**WORK TASK:**
Look through the records below, and copy out every line that holds the string "legal".

___ SOURCE MATERIAL ___

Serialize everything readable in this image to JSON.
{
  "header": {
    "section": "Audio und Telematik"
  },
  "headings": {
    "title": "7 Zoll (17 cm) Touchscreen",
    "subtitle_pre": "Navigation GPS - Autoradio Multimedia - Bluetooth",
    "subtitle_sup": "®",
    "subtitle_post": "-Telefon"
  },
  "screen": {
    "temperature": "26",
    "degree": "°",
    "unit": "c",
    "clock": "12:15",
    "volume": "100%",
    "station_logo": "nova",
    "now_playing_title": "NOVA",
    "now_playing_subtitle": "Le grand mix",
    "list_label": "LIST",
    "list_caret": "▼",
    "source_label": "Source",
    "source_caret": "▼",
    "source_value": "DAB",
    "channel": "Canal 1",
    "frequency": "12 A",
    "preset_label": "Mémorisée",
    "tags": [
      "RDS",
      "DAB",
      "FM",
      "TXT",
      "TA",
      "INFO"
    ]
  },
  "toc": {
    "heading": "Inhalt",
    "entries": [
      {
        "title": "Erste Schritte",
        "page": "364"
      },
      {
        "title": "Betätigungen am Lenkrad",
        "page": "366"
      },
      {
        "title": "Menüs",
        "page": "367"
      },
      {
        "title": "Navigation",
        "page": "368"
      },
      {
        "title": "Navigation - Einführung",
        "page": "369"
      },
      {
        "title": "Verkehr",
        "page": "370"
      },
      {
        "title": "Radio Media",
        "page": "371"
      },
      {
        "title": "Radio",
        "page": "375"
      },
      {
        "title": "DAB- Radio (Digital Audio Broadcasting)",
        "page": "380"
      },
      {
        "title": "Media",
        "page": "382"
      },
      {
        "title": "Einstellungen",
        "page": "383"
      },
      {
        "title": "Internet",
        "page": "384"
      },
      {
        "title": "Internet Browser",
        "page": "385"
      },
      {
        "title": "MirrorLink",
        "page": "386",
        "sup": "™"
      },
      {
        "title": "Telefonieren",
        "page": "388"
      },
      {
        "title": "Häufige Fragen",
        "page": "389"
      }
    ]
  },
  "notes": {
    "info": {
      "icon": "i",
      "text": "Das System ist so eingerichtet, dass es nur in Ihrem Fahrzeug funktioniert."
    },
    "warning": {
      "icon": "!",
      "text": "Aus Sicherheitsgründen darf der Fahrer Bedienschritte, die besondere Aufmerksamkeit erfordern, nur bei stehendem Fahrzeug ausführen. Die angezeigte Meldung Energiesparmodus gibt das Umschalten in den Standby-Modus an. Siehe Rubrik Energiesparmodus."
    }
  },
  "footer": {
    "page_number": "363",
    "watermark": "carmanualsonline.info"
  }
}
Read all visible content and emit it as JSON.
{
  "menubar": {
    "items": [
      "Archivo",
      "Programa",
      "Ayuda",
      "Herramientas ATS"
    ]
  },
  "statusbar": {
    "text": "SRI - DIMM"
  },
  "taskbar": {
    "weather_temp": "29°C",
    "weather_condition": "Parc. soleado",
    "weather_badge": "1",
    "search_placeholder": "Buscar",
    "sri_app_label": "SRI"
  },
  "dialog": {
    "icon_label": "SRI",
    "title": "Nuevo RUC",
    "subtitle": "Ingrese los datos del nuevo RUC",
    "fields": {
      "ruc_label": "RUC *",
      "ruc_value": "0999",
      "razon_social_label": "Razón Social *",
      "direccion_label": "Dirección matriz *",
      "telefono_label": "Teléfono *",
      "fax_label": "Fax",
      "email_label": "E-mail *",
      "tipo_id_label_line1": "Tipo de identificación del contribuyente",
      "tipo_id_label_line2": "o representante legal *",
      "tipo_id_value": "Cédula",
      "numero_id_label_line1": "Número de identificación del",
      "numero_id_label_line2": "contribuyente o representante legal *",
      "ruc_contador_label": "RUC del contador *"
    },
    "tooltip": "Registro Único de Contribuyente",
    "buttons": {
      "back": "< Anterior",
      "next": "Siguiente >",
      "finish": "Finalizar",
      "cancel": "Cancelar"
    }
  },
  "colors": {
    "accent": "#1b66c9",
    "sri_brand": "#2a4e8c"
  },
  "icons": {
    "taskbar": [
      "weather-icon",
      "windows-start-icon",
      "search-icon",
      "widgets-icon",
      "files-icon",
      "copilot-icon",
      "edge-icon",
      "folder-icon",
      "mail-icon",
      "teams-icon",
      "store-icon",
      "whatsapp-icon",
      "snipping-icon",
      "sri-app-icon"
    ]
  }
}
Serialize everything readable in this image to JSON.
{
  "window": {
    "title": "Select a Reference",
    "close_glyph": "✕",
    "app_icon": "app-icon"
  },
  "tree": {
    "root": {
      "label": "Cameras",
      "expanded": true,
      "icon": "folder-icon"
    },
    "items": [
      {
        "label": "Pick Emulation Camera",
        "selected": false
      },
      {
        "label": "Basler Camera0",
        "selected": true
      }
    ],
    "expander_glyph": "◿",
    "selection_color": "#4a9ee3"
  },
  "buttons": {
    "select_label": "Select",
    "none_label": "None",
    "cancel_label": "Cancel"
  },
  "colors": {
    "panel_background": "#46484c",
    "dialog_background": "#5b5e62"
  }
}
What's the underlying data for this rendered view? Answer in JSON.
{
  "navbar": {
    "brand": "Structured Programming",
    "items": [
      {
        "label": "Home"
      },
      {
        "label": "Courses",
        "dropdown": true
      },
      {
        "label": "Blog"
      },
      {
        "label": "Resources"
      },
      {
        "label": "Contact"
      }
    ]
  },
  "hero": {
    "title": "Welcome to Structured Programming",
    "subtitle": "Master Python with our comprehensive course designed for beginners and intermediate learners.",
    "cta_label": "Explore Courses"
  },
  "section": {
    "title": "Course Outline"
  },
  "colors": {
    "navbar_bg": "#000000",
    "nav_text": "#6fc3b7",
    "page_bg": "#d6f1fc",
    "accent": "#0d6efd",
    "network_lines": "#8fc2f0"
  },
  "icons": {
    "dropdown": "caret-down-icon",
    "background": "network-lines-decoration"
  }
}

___

**SOLUTION:**
      "tipo_id_label_line2": "o representante legal *",
      "numero_id_label_line2": "contribuyente o representante legal *",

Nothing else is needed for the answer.